Sure, there are lots of kids and teens buying Star Wars: The Force Awakens toys, but a long, long time ago in a galaxy that is actually this one, Star Wars belonged to another group of nerds — and those nerds are not going to let today’s kids take ownership of their fandom so easily, especially when these kids don’t know that action figures should STAY. IN. THE. BOX.
Although J.J. Abrams shot an entire sequence for Star Wars: The Force Awakens in IMAX, it’s not exactly easy to find a theater showing it in the format, which makes this new featurette pretty interesting. Abrams and the cast of the upcoming film convince fans why they should seek out a legitimate IMAX screening of the film by discussing the magic of shooting with these powerful cameras and teasing the awe-inspiring sequence they created.
We haven't even had the privilege of seeing Star Wars: The Force Awakens, which will have its world premiere on Monday, December 14 in Hollywood. But that hasn't stopped the press from asking Lucasfilm president Kathleen Kennedy and director J.J. Abrams about Rian Johnson's plans for Episode 8 — because we're always onto the next big thing before the current big thing has even had a chance to play out.

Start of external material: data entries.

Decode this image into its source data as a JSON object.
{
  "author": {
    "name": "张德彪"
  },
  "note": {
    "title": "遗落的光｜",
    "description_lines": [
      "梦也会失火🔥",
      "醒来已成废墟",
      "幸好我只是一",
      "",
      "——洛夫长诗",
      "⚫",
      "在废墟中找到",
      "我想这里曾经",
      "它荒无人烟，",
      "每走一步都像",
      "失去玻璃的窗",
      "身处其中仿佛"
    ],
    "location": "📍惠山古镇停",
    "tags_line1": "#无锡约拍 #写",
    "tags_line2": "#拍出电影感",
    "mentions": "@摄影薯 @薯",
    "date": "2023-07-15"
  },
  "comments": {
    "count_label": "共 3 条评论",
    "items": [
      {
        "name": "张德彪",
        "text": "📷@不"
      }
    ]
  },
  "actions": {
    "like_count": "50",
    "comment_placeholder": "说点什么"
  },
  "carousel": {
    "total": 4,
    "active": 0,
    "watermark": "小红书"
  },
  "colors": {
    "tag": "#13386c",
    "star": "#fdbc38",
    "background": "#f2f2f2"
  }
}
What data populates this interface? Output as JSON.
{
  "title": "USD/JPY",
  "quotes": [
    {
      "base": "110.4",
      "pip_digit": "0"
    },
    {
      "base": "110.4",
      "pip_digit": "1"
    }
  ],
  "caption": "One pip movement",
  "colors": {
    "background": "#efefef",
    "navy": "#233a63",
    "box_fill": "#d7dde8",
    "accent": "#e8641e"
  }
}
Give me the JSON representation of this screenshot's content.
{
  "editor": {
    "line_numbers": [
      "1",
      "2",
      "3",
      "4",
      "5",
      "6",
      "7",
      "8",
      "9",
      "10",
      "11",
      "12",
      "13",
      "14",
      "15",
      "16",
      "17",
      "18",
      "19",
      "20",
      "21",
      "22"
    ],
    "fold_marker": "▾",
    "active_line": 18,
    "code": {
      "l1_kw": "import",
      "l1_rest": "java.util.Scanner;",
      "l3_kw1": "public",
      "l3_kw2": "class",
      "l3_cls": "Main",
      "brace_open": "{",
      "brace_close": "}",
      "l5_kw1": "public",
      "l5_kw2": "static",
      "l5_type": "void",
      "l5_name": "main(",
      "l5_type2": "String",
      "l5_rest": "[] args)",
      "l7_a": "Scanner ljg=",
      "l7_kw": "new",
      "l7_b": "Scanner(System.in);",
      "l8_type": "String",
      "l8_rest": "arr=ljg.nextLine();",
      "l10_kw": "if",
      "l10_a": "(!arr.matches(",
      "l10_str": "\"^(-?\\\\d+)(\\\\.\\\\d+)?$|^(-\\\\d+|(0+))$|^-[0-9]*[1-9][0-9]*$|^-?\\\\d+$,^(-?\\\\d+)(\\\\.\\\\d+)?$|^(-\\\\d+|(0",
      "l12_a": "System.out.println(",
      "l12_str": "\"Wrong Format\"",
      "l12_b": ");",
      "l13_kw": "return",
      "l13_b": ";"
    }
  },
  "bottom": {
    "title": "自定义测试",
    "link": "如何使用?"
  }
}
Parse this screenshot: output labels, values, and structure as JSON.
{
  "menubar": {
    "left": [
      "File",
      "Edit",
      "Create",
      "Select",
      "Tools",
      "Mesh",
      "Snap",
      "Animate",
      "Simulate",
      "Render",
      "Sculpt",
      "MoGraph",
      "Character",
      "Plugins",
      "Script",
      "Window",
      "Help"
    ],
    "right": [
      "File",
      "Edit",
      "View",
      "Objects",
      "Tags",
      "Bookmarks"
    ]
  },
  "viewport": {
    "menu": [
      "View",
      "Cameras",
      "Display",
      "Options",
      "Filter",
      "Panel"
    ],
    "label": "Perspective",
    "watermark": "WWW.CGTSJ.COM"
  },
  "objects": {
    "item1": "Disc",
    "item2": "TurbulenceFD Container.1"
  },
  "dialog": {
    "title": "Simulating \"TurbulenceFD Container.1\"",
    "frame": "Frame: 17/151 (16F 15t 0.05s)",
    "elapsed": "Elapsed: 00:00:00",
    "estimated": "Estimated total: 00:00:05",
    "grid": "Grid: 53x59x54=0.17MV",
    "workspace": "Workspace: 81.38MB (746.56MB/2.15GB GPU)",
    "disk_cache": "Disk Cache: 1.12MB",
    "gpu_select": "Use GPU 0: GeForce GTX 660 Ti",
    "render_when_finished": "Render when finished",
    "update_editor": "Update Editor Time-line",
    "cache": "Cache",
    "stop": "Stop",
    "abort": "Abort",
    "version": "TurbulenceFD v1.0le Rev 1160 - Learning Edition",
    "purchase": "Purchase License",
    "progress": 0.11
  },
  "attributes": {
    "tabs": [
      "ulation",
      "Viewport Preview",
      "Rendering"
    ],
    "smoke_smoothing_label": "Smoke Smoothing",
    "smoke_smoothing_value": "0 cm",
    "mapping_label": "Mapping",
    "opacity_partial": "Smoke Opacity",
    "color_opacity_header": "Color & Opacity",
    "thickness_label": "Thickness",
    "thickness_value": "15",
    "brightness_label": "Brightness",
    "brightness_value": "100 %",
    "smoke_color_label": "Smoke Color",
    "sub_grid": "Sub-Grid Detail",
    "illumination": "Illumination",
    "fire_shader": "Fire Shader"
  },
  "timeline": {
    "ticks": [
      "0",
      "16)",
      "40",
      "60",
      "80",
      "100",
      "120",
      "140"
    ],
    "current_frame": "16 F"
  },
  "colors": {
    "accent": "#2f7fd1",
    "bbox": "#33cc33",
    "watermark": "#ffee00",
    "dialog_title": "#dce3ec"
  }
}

But if you want some potential Star Wars spoilers, read on.
As Sisters gets ready to take on The Force Awakens, we looked back at the history of movies that have opened against Star Wars movies to see how they fared, and to see what hope there is for Tina and Amy.
If you absolutely, positively cannot wait another seven days, there’s a new Chinese trailer for Star Wars: The Force Awakens that can satisfy your craving for MORE NEW FOOTAGE. Feed your impatient Star Wars beast with ALL THE NEW FOOTAGE. Insert Chewbacca noise. There’s so much new footage here. Maybe too much. Watch at your own risk, you’ve been warned, etc.
You might be scratching your head at that headline — didn’t tickets for Star Wars: The Force Awakens go on sale over a month ago? Why would fans be waiting in line for something they could easily purchase tickets for in advance? Don’t they know that we’re living in a technologically convenient society? To answer your questions (and ours): these guys are committed to the great Star Wars tradition, and their determination cannot be swayed by such modern conveniences and common sense.
When it was first reported that Carrie Fisher’s daughter, Billie Lourd, would be starring alongside her mother in Star Wars: The Force Awakens, many assumed she’d be playing some version of Princess Leia, whether by flashback or archival footage. It turns out that many assumed wrong. Lourd, whose character name has yet to be revealed, says she’s not playing Princess Leia in the film, but based on this first official look at her character, she certainly bears a resemblance to the new General of The Resistance.
The end of the year brings a surplus of ranked lists enumerating the best offerings of film in the past twelve months. Some come from huge samplings of voters, such as the annual Village Voice poll of American and international film critics, and...